■ TASK GOAL ■
Lines from the material below that hold the string "quia" are what is needed; copy each of them.

[Opening DATASET CONTENT section]

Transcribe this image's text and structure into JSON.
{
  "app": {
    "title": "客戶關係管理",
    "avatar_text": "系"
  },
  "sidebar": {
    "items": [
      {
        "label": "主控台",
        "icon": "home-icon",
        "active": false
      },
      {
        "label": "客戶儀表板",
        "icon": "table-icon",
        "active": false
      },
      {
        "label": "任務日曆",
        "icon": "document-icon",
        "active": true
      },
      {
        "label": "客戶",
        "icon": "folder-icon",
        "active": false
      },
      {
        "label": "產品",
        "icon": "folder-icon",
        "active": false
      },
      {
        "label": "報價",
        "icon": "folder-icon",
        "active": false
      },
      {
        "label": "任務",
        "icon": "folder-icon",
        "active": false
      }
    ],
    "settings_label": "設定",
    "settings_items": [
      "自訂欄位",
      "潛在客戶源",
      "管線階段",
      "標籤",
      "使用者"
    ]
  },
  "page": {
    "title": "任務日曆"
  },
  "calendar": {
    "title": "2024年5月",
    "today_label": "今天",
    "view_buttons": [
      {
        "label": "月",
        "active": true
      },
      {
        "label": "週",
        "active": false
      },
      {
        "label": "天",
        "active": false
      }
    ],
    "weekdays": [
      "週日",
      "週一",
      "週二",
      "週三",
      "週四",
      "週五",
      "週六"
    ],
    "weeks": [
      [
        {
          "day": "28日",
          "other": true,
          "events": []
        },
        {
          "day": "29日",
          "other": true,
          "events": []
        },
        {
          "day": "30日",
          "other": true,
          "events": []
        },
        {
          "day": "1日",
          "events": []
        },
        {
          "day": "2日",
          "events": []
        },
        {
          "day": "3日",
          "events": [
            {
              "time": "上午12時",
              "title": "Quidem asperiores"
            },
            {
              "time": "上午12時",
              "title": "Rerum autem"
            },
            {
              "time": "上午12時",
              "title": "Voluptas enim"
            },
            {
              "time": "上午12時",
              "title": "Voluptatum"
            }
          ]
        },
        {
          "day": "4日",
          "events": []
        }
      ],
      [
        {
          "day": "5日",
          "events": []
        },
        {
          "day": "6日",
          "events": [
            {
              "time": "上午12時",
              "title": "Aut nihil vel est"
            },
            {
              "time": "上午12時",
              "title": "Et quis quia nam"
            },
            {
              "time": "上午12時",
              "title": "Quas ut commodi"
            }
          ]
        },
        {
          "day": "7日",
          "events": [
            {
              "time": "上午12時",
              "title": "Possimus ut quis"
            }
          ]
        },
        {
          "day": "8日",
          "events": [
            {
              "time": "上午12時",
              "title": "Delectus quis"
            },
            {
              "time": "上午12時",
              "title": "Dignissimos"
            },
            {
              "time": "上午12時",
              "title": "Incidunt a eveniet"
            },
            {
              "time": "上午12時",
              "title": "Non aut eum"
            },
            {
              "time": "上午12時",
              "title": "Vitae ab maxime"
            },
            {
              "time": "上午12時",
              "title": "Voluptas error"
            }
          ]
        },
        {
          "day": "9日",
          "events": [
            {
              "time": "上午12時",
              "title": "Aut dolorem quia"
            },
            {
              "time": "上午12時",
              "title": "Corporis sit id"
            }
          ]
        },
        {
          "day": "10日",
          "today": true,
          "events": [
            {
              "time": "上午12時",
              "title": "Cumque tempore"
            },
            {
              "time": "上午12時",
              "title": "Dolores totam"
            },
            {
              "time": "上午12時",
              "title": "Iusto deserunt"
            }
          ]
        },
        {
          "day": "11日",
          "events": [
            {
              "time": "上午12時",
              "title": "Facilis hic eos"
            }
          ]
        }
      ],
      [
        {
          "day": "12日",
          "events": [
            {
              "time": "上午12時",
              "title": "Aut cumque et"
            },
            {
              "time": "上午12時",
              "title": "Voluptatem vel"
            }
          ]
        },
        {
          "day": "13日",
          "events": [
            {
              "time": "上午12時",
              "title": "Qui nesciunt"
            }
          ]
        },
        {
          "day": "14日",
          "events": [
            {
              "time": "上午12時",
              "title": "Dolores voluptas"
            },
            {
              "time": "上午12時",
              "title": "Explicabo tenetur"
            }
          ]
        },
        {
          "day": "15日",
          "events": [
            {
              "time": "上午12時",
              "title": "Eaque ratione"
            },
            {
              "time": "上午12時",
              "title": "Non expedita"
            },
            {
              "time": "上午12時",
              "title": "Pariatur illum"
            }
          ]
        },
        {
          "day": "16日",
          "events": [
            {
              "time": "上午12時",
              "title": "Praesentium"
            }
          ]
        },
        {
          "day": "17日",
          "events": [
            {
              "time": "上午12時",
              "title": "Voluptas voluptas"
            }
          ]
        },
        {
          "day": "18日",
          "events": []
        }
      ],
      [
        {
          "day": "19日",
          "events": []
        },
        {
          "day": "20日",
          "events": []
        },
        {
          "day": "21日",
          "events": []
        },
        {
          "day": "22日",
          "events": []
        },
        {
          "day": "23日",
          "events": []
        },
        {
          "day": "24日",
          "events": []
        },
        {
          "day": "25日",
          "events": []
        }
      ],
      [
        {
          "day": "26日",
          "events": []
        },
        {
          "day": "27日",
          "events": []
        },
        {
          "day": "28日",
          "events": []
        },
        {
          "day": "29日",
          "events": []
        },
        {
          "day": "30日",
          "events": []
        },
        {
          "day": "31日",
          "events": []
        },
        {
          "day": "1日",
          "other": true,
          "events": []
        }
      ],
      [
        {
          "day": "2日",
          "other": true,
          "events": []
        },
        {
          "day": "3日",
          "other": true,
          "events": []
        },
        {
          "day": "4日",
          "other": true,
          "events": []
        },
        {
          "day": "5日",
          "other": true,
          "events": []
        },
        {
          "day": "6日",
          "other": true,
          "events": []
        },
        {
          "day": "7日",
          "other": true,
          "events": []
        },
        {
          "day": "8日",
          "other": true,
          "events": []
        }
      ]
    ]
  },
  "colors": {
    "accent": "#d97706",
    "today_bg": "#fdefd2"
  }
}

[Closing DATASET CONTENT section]

■ WRITTEN ANSWER ■
              "title": "Et quis quia nam"
              "title": "Aut dolorem quia"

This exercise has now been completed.